▶ Dataset content:
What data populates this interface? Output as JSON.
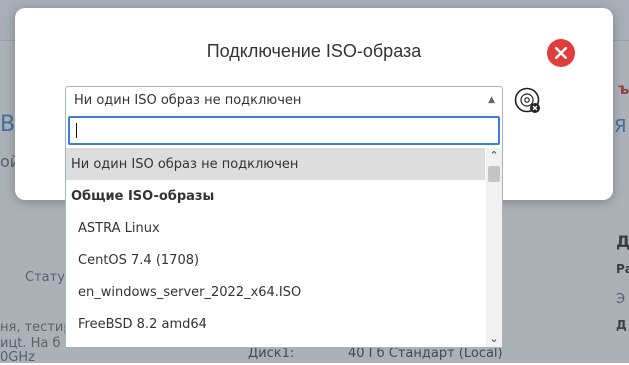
{
  "background": {
    "status_label": "Стату",
    "text_left_1": "ня, тестир",
    "text_left_2": "ицt. На б",
    "text_left_3": "0GHz",
    "text_left_4": "ой",
    "letter_b": "В",
    "letter_right_red": "ъ",
    "letter_right_blue": "Я",
    "right_d": "Д",
    "right_ra": "Ра",
    "right_e": "Э",
    "right_d2": "Д",
    "disk_label": "Диск1:",
    "disk_value": "40 Гб Стандарт (Local)"
  },
  "modal": {
    "title": "Подключение ISO-образа",
    "close_icon": "close-icon",
    "disc_icon": "disc-eject-icon"
  },
  "select": {
    "value": "Ни один ISO образ не подключен",
    "search_value": ""
  },
  "dropdown": {
    "options": [
      {
        "label": "Ни один ISO образ не подключен",
        "selected": true
      },
      {
        "label": "Общие ISO-образы",
        "group": true
      },
      {
        "label": "ASTRA Linux"
      },
      {
        "label": "CentOS 7.4 (1708)"
      },
      {
        "label": "en_windows_server_2022_x64.ISO"
      },
      {
        "label": "FreeBSD 8.2 amd64"
      }
    ]
  },
  "colors": {
    "accent": "#3a7fd0",
    "close": "#e23b3b",
    "selected_bg": "#dddddd"
  }
}
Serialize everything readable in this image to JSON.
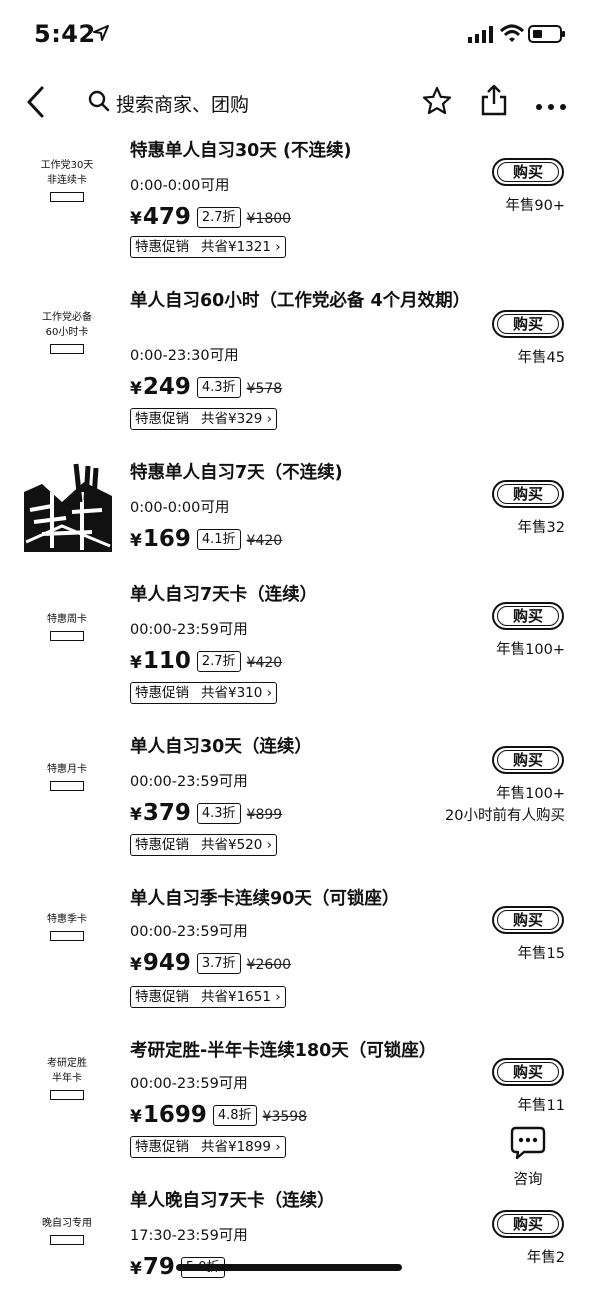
{
  "status_bar": {
    "time": "5:42"
  },
  "search": {
    "placeholder": "搜索商家、团购"
  },
  "items": [
    {
      "thumb_lines": [
        "工作党30天",
        "非连续卡"
      ],
      "title": "特惠单人自习30天 (不连续)",
      "hours": "0:00-0:00可用",
      "price": "479",
      "discount": "2.7折",
      "original": "¥1800",
      "promo_label": "特惠促销",
      "promo_save": "共省¥1321",
      "buy": "购买",
      "sales": "年售90+"
    },
    {
      "thumb_lines": [
        "工作党必备",
        "60小时卡"
      ],
      "title": "单人自习60小时（工作党必备 4个月效期）",
      "hours": "0:00-23:30可用",
      "price": "249",
      "discount": "4.3折",
      "original": "¥578",
      "promo_label": "特惠促销",
      "promo_save": "共省¥329",
      "buy": "购买",
      "sales": "年售45"
    },
    {
      "title": "特惠单人自习7天（不连续)",
      "hours": "0:00-0:00可用",
      "price": "169",
      "discount": "4.1折",
      "original": "¥420",
      "buy": "购买",
      "sales": "年售32"
    },
    {
      "thumb_lines": [
        "特惠周卡"
      ],
      "title": "单人自习7天卡（连续）",
      "hours": "00:00-23:59可用",
      "price": "110",
      "discount": "2.7折",
      "original": "¥420",
      "promo_label": "特惠促销",
      "promo_save": "共省¥310",
      "buy": "购买",
      "sales": "年售100+"
    },
    {
      "thumb_lines": [
        "特惠月卡"
      ],
      "title": "单人自习30天（连续）",
      "hours": "00:00-23:59可用",
      "price": "379",
      "discount": "4.3折",
      "original": "¥899",
      "promo_label": "特惠促销",
      "promo_save": "共省¥520",
      "buy": "购买",
      "sales": "年售100+",
      "recent": "20小时前有人购买"
    },
    {
      "thumb_lines": [
        "特惠季卡"
      ],
      "title": "单人自习季卡连续90天（可锁座）",
      "hours": "00:00-23:59可用",
      "price": "949",
      "discount": "3.7折",
      "original": "¥2600",
      "promo_label": "特惠促销",
      "promo_save": "共省¥1651",
      "buy": "购买",
      "sales": "年售15"
    },
    {
      "thumb_lines": [
        "考研定胜",
        "半年卡"
      ],
      "title": "考研定胜-半年卡连续180天（可锁座）",
      "hours": "00:00-23:59可用",
      "price": "1699",
      "discount": "4.8折",
      "original": "¥3598",
      "promo_label": "特惠促销",
      "promo_save": "共省¥1899",
      "buy": "购买",
      "sales": "年售11"
    },
    {
      "thumb_lines": [
        "晚自习专用"
      ],
      "title": "单人晚自习7天卡（连续）",
      "hours": "17:30-23:59可用",
      "price": "79",
      "discount": "5.0折",
      "buy": "购买",
      "sales": "年售2"
    }
  ],
  "currency": "¥",
  "consult": {
    "label": "咨询"
  },
  "icons": [
    "location-arrow-icon",
    "signal-icon",
    "wifi-icon",
    "battery-icon",
    "back-chevron-icon",
    "search-icon",
    "star-icon",
    "share-icon",
    "more-icon",
    "chat-icon"
  ]
}
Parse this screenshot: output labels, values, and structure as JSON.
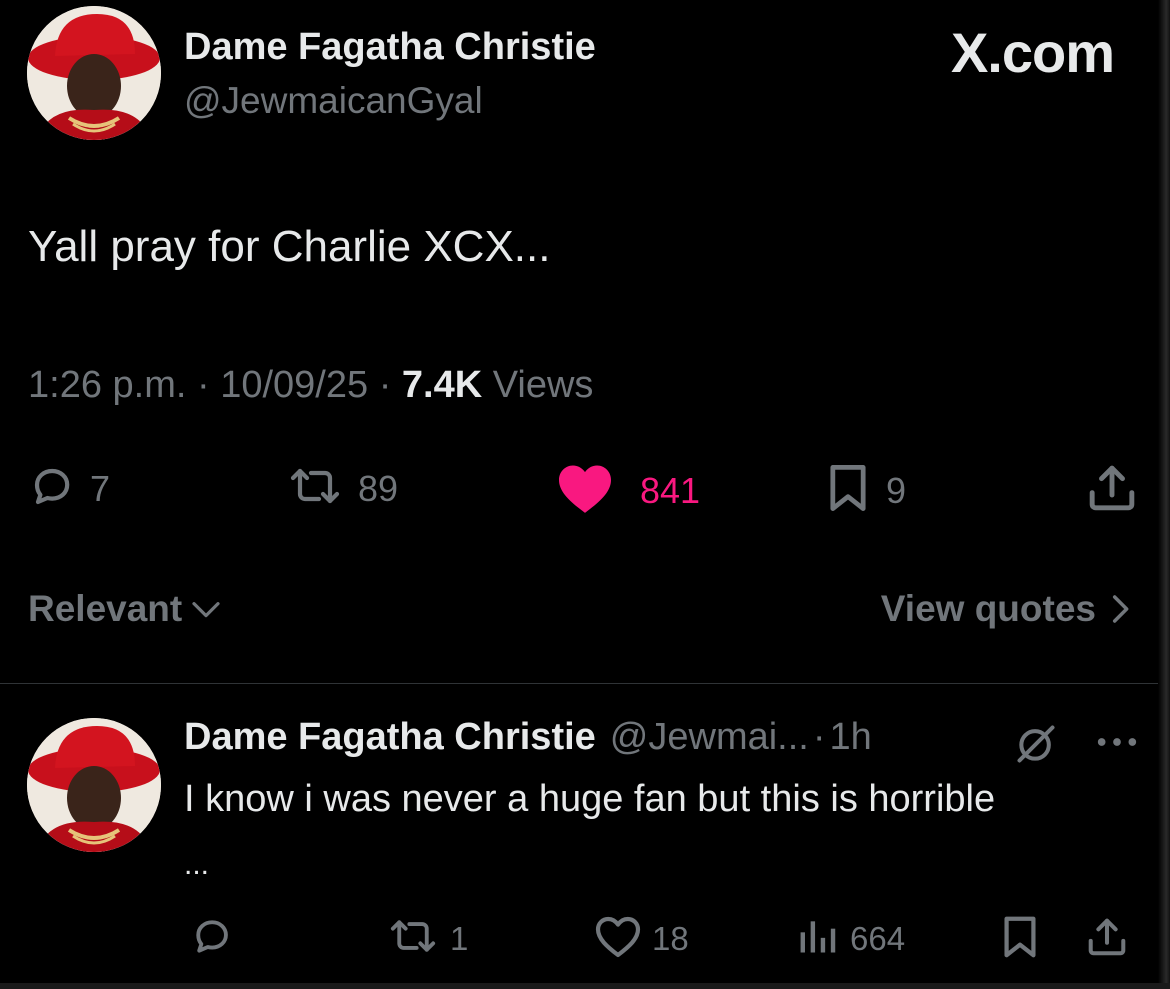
{
  "brand": "X.com",
  "tweet": {
    "author": {
      "display_name": "Dame Fagatha Christie",
      "handle": "@JewmaicanGyal"
    },
    "text": "Yall pray for Charlie XCX...",
    "time": "1:26 p.m.",
    "date": "10/09/25",
    "sep": "·",
    "views_count": "7.4K",
    "views_label": "Views",
    "actions": {
      "replies": "7",
      "reposts": "89",
      "likes": "841",
      "bookmarks": "9"
    }
  },
  "sort": {
    "label": "Relevant",
    "view_quotes": "View quotes"
  },
  "reply": {
    "display_name": "Dame Fagatha Christie",
    "handle": "@Jewmai...",
    "sep": "·",
    "time": "1h",
    "text": "I know i was never a huge fan but this is horrible",
    "ellipsis": "...",
    "more": "···",
    "actions": {
      "replies": "",
      "reposts": "1",
      "likes": "18",
      "views": "664"
    }
  },
  "colors": {
    "background": "#000000",
    "text": "#e7e9ea",
    "muted": "#71767b",
    "like": "#f91880",
    "divider": "#2f3336"
  }
}
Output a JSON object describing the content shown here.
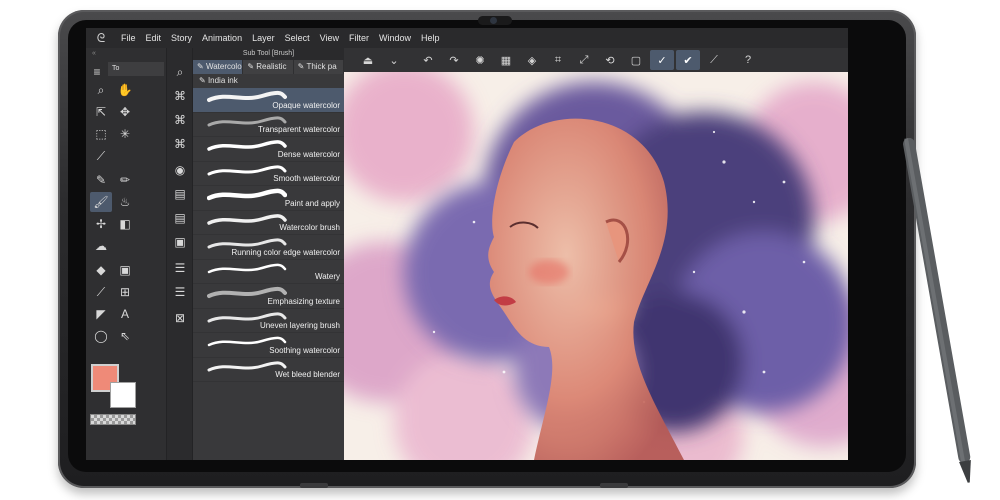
{
  "menu": [
    "File",
    "Edit",
    "Story",
    "Animation",
    "Layer",
    "Select",
    "View",
    "Filter",
    "Window",
    "Help"
  ],
  "tools_panel": {
    "tab_label": "To"
  },
  "subtool_panel": {
    "title": "Sub Tool [Brush]",
    "tabs": [
      "Watercolor",
      "Realistic",
      "Thick pa"
    ],
    "ink_label": "India ink",
    "brushes": [
      "Opaque watercolor",
      "Transparent watercolor",
      "Dense watercolor",
      "Smooth watercolor",
      "Paint and apply",
      "Watercolor brush",
      "Running color edge watercolor",
      "Watery",
      "Emphasizing texture",
      "Uneven layering brush",
      "Soothing watercolor",
      "Wet bleed blender"
    ]
  },
  "colors": {
    "main_color": "#ef8a78",
    "sub_color": "#ffffff",
    "accent": "#4d5a6d"
  },
  "canvas": {
    "subject": "watercolor girl portrait"
  }
}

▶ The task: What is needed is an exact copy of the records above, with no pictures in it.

▶ Exercise response:
What data populates this interface? Output as JSON.
{
  "background": {
    "status_label": "Стату",
    "text_left_1": "ня, тестир",
    "text_left_2": "ицt. На б",
    "text_left_3": "0GHz",
    "text_left_4": "ой",
    "letter_b": "В",
    "letter_right_red": "ъ",
    "letter_right_blue": "Я",
    "right_d": "Д",
    "right_ra": "Ра",
    "right_e": "Э",
    "right_d2": "Д",
    "disk_label": "Диск1:",
    "disk_value": "40 Гб Стандарт (Local)"
  },
  "modal": {
    "title": "Подключение ISO-образа",
    "close_icon": "close-icon",
    "disc_icon": "disc-eject-icon"
  },
  "select": {
    "value": "Ни один ISO образ не подключен",
    "search_value": ""
  },
  "dropdown": {
    "options": [
      {
        "label": "Ни один ISO образ не подключен",
        "selected": true
      },
      {
        "label": "Общие ISO-образы",
        "group": true
      },
      {
        "label": "ASTRA Linux"
      },
      {
        "label": "CentOS 7.4 (1708)"
      },
      {
        "label": "en_windows_server_2022_x64.ISO"
      },
      {
        "label": "FreeBSD 8.2 amd64"
      }
    ]
  },
  "colors": {
    "accent": "#3a7fd0",
    "close": "#e23b3b",
    "selected_bg": "#dddddd"
  }
}
Serialize everything readable in this image to JSON.
{
  "status_bar": {
    "time": "5:42"
  },
  "search": {
    "placeholder": "搜索商家、团购"
  },
  "items": [
    {
      "thumb_lines": [
        "工作党30天",
        "非连续卡"
      ],
      "title": "特惠单人自习30天 (不连续)",
      "hours": "0:00-0:00可用",
      "price": "479",
      "discount": "2.7折",
      "original": "¥1800",
      "promo_label": "特惠促销",
      "promo_save": "共省¥1321",
      "buy": "购买",
      "sales": "年售90+"
    },
    {
      "thumb_lines": [
        "工作党必备",
        "60小时卡"
      ],
      "title": "单人自习60小时（工作党必备 4个月效期）",
      "hours": "0:00-23:30可用",
      "price": "249",
      "discount": "4.3折",
      "original": "¥578",
      "promo_label": "特惠促销",
      "promo_save": "共省¥329",
      "buy": "购买",
      "sales": "年售45"
    },
    {
      "title": "特惠单人自习7天（不连续)",
      "hours": "0:00-0:00可用",
      "price": "169",
      "discount": "4.1折",
      "original": "¥420",
      "buy": "购买",
      "sales": "年售32"
    },
    {
      "thumb_lines": [
        "特惠周卡"
      ],
      "title": "单人自习7天卡（连续）",
      "hours": "00:00-23:59可用",
      "price": "110",
      "discount": "2.7折",
      "original": "¥420",
      "promo_label": "特惠促销",
      "promo_save": "共省¥310",
      "buy": "购买",
      "sales": "年售100+"
    },
    {
      "thumb_lines": [
        "特惠月卡"
      ],
      "title": "单人自习30天（连续）",
      "hours": "00:00-23:59可用",
      "price": "379",
      "discount": "4.3折",
      "original": "¥899",
      "promo_label": "特惠促销",
      "promo_save": "共省¥520",
      "buy": "购买",
      "sales": "年售100+",
      "recent": "20小时前有人购买"
    },
    {
      "thumb_lines": [
        "特惠季卡"
      ],
      "title": "单人自习季卡连续90天（可锁座）",
      "hours": "00:00-23:59可用",
      "price": "949",
      "discount": "3.7折",
      "original": "¥2600",
      "promo_label": "特惠促销",
      "promo_save": "共省¥1651",
      "buy": "购买",
      "sales": "年售15"
    },
    {
      "thumb_lines": [
        "考研定胜",
        "半年卡"
      ],
      "title": "考研定胜-半年卡连续180天（可锁座）",
      "hours": "00:00-23:59可用",
      "price": "1699",
      "discount": "4.8折",
      "original": "¥3598",
      "promo_label": "特惠促销",
      "promo_save": "共省¥1899",
      "buy": "购买",
      "sales": "年售11"
    },
    {
      "thumb_lines": [
        "晚自习专用"
      ],
      "title": "单人晚自习7天卡（连续）",
      "hours": "17:30-23:59可用",
      "price": "79",
      "discount": "5.0折",
      "buy": "购买",
      "sales": "年售2"
    }
  ],
  "currency": "¥",
  "consult": {
    "label": "咨询"
  },
  "icons": [
    "location-arrow-icon",
    "signal-icon",
    "wifi-icon",
    "battery-icon",
    "back-chevron-icon",
    "search-icon",
    "star-icon",
    "share-icon",
    "more-icon",
    "chat-icon"
  ]
}
Parse this screenshot: output labels, values, and structure as JSON.
{
  "brand": "X.com",
  "tweet": {
    "author": {
      "display_name": "Dame Fagatha Christie",
      "handle": "@JewmaicanGyal"
    },
    "text": "Yall pray for Charlie XCX...",
    "time": "1:26 p.m.",
    "date": "10/09/25",
    "sep": "·",
    "views_count": "7.4K",
    "views_label": "Views",
    "actions": {
      "replies": "7",
      "reposts": "89",
      "likes": "841",
      "bookmarks": "9"
    }
  },
  "sort": {
    "label": "Relevant",
    "view_quotes": "View quotes"
  },
  "reply": {
    "display_name": "Dame Fagatha Christie",
    "handle": "@Jewmai...",
    "sep": "·",
    "time": "1h",
    "text": "I know i was never a huge fan but this is horrible",
    "ellipsis": "...",
    "more": "···",
    "actions": {
      "replies": "",
      "reposts": "1",
      "likes": "18",
      "views": "664"
    }
  },
  "colors": {
    "background": "#000000",
    "text": "#e7e9ea",
    "muted": "#71767b",
    "like": "#f91880",
    "divider": "#2f3336"
  }
}
Output a JSON object describing the content shown here.
{
  "menu": [
    "File",
    "Edit",
    "Story",
    "Animation",
    "Layer",
    "Select",
    "View",
    "Filter",
    "Window",
    "Help"
  ],
  "tools_panel": {
    "tab_label": "To"
  },
  "subtool_panel": {
    "title": "Sub Tool [Brush]",
    "tabs": [
      "Watercolor",
      "Realistic",
      "Thick pa"
    ],
    "ink_label": "India ink",
    "brushes": [
      "Opaque watercolor",
      "Transparent watercolor",
      "Dense watercolor",
      "Smooth watercolor",
      "Paint and apply",
      "Watercolor brush",
      "Running color edge watercolor",
      "Watery",
      "Emphasizing texture",
      "Uneven layering brush",
      "Soothing watercolor",
      "Wet bleed blender"
    ]
  },
  "colors": {
    "main_color": "#ef8a78",
    "sub_color": "#ffffff",
    "accent": "#4d5a6d"
  },
  "canvas": {
    "subject": "watercolor girl portrait"
  }
}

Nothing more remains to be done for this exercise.